(Data excerpts)
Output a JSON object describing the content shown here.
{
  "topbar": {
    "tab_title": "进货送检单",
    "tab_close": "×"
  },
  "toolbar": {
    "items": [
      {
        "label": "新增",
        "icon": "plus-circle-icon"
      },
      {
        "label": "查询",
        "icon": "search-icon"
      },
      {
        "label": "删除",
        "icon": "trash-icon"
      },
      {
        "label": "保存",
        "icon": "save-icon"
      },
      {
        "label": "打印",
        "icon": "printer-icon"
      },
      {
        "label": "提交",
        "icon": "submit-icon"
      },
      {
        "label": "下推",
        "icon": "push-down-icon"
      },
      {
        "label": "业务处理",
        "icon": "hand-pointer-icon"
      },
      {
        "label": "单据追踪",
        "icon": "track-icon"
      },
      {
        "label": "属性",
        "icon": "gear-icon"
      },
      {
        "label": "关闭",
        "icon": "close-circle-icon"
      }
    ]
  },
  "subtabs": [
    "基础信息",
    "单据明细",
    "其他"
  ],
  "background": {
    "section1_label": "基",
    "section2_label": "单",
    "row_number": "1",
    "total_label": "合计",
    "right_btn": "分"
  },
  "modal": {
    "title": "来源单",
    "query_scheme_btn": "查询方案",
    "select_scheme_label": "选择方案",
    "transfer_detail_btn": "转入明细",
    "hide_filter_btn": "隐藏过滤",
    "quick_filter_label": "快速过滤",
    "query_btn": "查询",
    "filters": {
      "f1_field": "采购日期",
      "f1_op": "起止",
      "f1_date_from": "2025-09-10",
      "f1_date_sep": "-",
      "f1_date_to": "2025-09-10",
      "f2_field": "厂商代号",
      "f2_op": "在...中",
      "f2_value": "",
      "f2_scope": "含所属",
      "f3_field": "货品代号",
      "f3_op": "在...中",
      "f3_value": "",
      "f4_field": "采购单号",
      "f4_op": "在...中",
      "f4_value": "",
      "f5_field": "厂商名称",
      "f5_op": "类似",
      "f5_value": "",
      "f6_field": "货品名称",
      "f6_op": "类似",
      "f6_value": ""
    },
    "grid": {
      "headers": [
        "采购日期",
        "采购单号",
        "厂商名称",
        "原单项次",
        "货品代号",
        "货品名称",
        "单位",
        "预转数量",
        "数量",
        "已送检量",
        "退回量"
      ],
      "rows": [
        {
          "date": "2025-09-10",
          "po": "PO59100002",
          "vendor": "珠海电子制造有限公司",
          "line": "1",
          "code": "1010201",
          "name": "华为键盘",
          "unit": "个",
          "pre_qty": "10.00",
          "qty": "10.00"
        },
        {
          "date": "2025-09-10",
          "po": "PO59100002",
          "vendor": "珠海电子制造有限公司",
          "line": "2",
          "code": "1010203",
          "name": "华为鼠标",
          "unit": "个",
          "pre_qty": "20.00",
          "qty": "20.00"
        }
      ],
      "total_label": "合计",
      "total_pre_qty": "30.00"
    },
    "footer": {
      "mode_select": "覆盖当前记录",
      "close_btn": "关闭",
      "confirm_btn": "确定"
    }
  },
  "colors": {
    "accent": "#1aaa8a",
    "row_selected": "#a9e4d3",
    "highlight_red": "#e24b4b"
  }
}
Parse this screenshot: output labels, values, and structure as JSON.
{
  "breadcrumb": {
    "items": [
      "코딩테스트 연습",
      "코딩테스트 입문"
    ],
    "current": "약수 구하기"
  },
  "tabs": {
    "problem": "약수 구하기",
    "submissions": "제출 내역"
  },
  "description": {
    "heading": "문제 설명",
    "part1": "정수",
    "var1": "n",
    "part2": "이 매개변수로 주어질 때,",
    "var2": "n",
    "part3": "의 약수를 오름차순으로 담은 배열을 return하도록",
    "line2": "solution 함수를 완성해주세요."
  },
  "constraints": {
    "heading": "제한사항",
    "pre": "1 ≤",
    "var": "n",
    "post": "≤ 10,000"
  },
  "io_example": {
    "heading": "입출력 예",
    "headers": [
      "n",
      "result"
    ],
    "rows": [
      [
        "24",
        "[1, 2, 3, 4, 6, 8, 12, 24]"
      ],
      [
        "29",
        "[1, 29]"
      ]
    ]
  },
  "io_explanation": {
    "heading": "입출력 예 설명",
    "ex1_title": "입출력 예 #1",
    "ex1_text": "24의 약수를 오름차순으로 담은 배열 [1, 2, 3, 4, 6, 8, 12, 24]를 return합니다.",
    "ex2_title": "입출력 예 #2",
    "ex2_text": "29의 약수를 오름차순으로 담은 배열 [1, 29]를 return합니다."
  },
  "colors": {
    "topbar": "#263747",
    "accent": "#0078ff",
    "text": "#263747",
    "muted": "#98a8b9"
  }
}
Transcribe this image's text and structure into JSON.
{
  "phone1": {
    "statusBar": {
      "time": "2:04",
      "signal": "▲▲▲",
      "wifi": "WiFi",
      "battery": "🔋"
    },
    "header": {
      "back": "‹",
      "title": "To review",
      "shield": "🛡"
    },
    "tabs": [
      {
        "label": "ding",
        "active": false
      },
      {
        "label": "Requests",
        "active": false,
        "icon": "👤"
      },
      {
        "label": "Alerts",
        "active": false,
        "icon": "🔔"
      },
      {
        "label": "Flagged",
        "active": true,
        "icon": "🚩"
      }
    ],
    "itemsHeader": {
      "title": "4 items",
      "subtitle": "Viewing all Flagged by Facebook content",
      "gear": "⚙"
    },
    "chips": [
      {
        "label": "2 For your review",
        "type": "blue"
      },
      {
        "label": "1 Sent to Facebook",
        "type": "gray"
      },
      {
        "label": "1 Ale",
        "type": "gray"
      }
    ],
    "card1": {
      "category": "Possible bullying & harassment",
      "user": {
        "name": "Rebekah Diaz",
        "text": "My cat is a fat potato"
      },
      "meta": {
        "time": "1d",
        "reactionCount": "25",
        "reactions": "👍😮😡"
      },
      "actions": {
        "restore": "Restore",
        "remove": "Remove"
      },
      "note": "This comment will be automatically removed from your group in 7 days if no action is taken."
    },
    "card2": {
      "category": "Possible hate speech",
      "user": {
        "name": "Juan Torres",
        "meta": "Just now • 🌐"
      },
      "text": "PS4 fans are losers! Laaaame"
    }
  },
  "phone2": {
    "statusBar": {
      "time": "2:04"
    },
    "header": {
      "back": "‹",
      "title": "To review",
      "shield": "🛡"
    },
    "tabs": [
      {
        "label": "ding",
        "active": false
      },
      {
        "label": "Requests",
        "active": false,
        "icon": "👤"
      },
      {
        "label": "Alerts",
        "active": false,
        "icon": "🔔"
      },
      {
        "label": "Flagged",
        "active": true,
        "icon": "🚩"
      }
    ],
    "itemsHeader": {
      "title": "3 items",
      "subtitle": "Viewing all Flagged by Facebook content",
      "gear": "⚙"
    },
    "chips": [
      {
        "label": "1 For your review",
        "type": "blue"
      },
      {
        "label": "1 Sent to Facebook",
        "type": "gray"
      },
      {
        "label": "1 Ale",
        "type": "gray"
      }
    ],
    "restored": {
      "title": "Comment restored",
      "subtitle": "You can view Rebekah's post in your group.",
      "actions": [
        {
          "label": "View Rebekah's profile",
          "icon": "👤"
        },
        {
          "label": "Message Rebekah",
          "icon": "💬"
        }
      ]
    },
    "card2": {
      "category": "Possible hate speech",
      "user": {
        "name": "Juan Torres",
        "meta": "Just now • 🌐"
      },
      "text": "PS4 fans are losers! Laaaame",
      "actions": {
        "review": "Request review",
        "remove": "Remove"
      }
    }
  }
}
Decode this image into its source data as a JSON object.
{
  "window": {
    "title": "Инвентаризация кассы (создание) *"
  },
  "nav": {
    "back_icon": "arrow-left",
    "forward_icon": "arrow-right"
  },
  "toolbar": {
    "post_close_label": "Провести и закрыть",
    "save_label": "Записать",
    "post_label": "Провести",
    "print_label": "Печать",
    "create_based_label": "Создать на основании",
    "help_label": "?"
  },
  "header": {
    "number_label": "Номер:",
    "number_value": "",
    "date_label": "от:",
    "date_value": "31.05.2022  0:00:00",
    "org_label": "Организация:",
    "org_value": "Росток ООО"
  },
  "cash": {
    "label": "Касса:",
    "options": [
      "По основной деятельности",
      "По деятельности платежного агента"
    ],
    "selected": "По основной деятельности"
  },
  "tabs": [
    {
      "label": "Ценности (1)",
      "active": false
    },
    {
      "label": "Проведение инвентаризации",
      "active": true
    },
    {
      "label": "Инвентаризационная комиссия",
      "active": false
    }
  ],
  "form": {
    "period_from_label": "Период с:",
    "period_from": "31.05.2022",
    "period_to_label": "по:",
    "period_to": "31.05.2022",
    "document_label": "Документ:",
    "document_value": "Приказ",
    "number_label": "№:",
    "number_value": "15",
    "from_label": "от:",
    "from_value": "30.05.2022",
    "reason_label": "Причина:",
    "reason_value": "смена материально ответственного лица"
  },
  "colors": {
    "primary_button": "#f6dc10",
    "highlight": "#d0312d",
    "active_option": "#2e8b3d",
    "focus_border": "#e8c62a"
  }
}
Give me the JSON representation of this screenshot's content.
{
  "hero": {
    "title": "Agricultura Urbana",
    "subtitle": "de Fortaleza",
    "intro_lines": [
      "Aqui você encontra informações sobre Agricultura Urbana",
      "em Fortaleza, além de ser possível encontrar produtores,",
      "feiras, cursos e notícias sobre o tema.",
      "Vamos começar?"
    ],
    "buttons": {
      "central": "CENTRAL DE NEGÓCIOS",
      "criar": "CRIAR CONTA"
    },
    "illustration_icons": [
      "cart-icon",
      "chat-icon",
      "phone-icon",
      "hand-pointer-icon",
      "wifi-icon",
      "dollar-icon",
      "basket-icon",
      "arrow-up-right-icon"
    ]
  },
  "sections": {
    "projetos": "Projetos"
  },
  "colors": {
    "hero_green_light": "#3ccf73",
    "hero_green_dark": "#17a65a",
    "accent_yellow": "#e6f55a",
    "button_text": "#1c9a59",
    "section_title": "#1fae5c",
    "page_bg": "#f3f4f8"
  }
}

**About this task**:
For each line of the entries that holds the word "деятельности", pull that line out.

**Exercise result**:
      "По основной деятельности",
      "По деятельности платежного агента"
    "selected": "По основной деятельности"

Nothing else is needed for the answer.